EXERCISE DATA:
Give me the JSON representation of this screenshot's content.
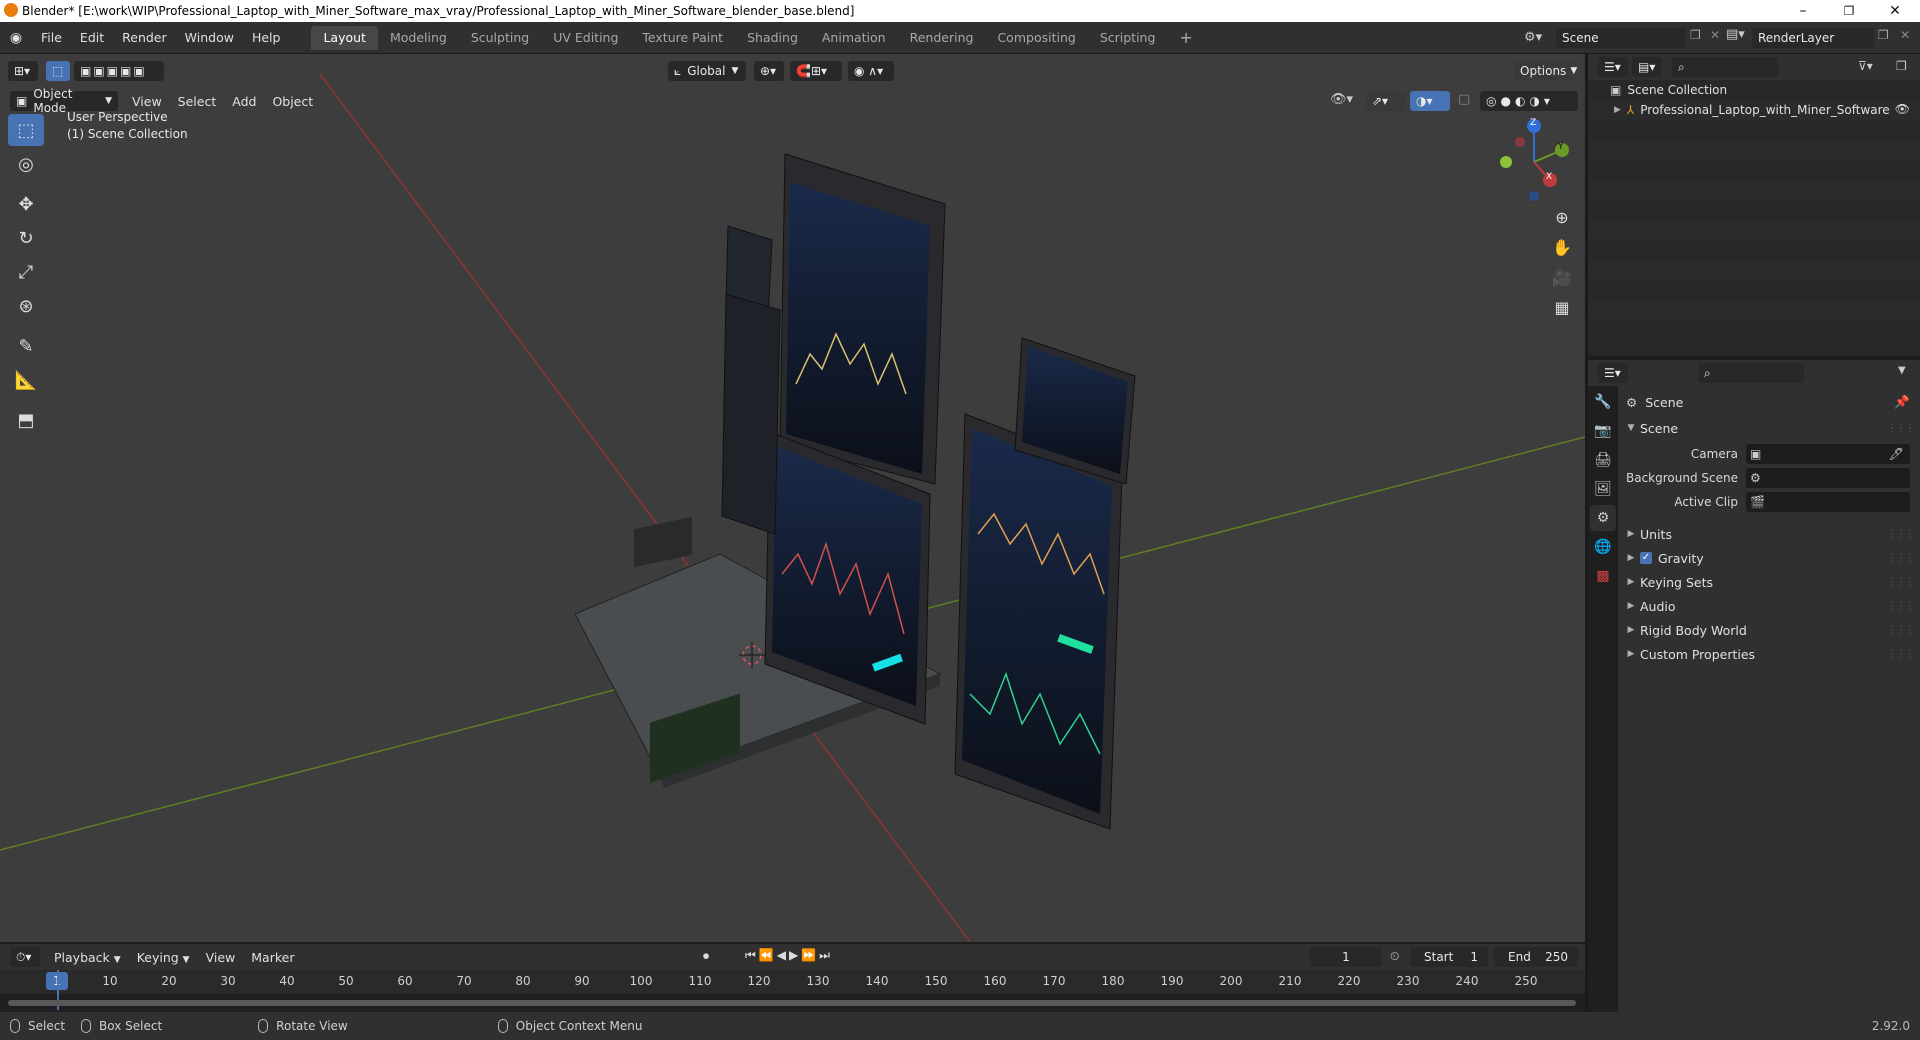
{
  "window": {
    "title": "Blender* [E:\\work\\WIP\\Professional_Laptop_with_Miner_Software_max_vray/Professional_Laptop_with_Miner_Software_blender_base.blend]",
    "minimize": "–",
    "restore": "❐",
    "close": "✕"
  },
  "menu": [
    "File",
    "Edit",
    "Render",
    "Window",
    "Help"
  ],
  "workspaces": [
    "Layout",
    "Modeling",
    "Sculpting",
    "UV Editing",
    "Texture Paint",
    "Shading",
    "Animation",
    "Rendering",
    "Compositing",
    "Scripting"
  ],
  "workspace_add": "+",
  "scene_field": "Scene",
  "renderlayer_field": "RenderLayer",
  "viewport": {
    "transform_orientation": "Global",
    "options_label": "Options",
    "mode": "Object Mode",
    "menus": [
      "View",
      "Select",
      "Add",
      "Object"
    ],
    "perspective": "User Perspective",
    "collection": "(1) Scene Collection",
    "gizmo_axes": {
      "z": "Z",
      "y": "Y",
      "x": "X"
    }
  },
  "outliner": {
    "scene_collection": "Scene Collection",
    "object": "Professional_Laptop_with_Miner_Software"
  },
  "properties": {
    "header": "Scene",
    "panel": "Scene",
    "camera_label": "Camera",
    "background_scene_label": "Background Scene",
    "active_clip_label": "Active Clip",
    "subpanels": [
      "Units",
      "Gravity",
      "Keying Sets",
      "Audio",
      "Rigid Body World",
      "Custom Properties"
    ],
    "gravity_checked": true
  },
  "timeline": {
    "menus": [
      "Playback",
      "Keying",
      "View",
      "Marker"
    ],
    "current_frame": "1",
    "start_label": "Start",
    "start_value": "1",
    "end_label": "End",
    "end_value": "250",
    "ticks": [
      "1",
      "10",
      "20",
      "30",
      "40",
      "50",
      "60",
      "70",
      "80",
      "90",
      "100",
      "110",
      "120",
      "130",
      "140",
      "150",
      "160",
      "170",
      "180",
      "190",
      "200",
      "210",
      "220",
      "230",
      "240",
      "250"
    ]
  },
  "statusbar": {
    "select": "Select",
    "box_select": "Box Select",
    "rotate_view": "Rotate View",
    "context_menu": "Object Context Menu",
    "version": "2.92.0"
  },
  "colors": {
    "accent": "#4772b3",
    "x_axis": "#c0393b",
    "y_axis": "#6a9a27",
    "z_axis": "#2f6fd6"
  }
}
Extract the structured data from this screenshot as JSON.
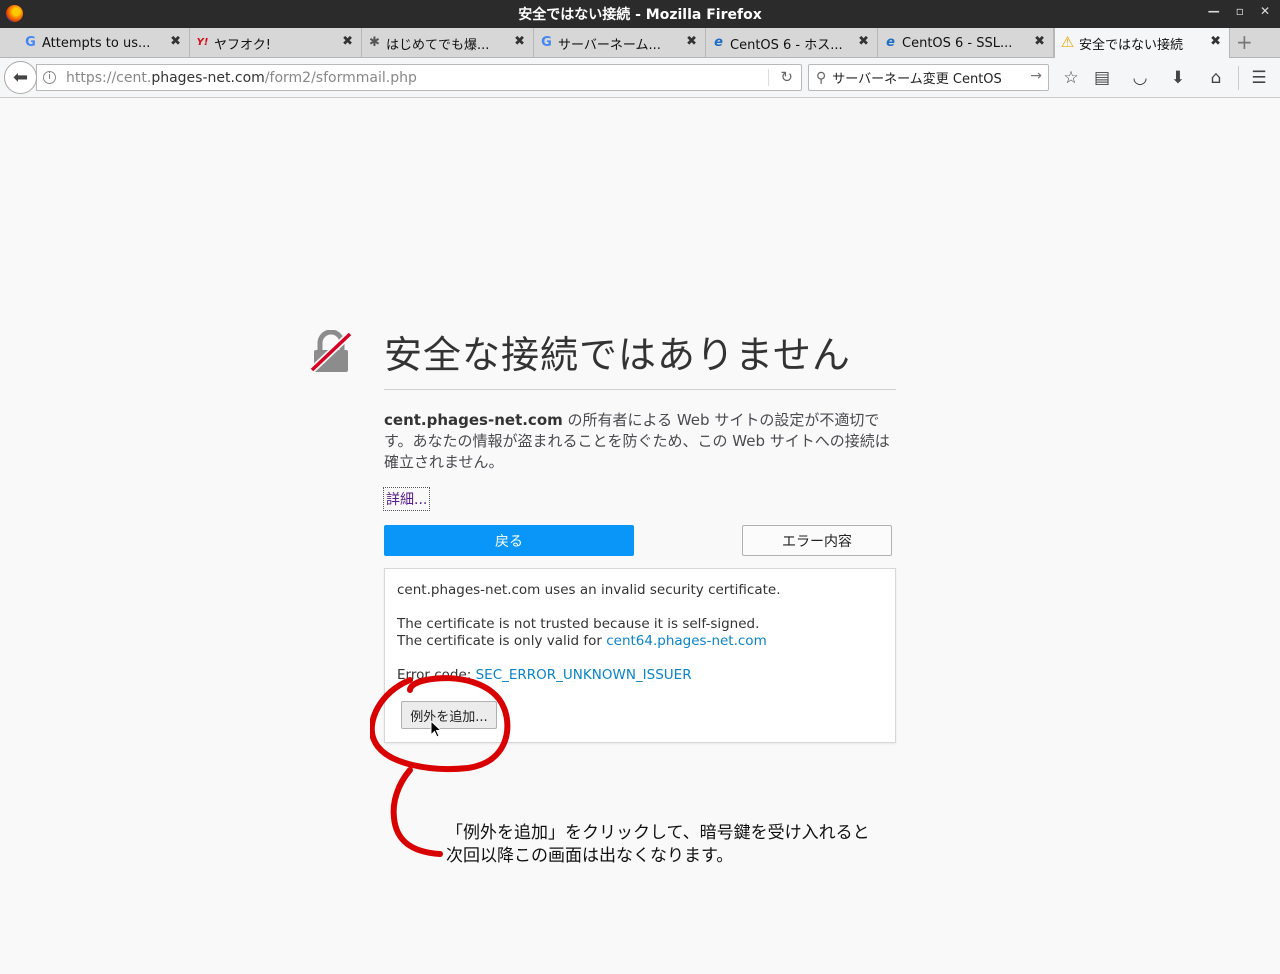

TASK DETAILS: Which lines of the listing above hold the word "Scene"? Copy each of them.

EXERCISE RESPONSE:
  "scene_field": "Scene",
    "collection": "(1) Scene Collection",
    "scene_collection": "Scene Collection",
    "header": "Scene",
    "panel": "Scene",
    "background_scene_label": "Background Scene",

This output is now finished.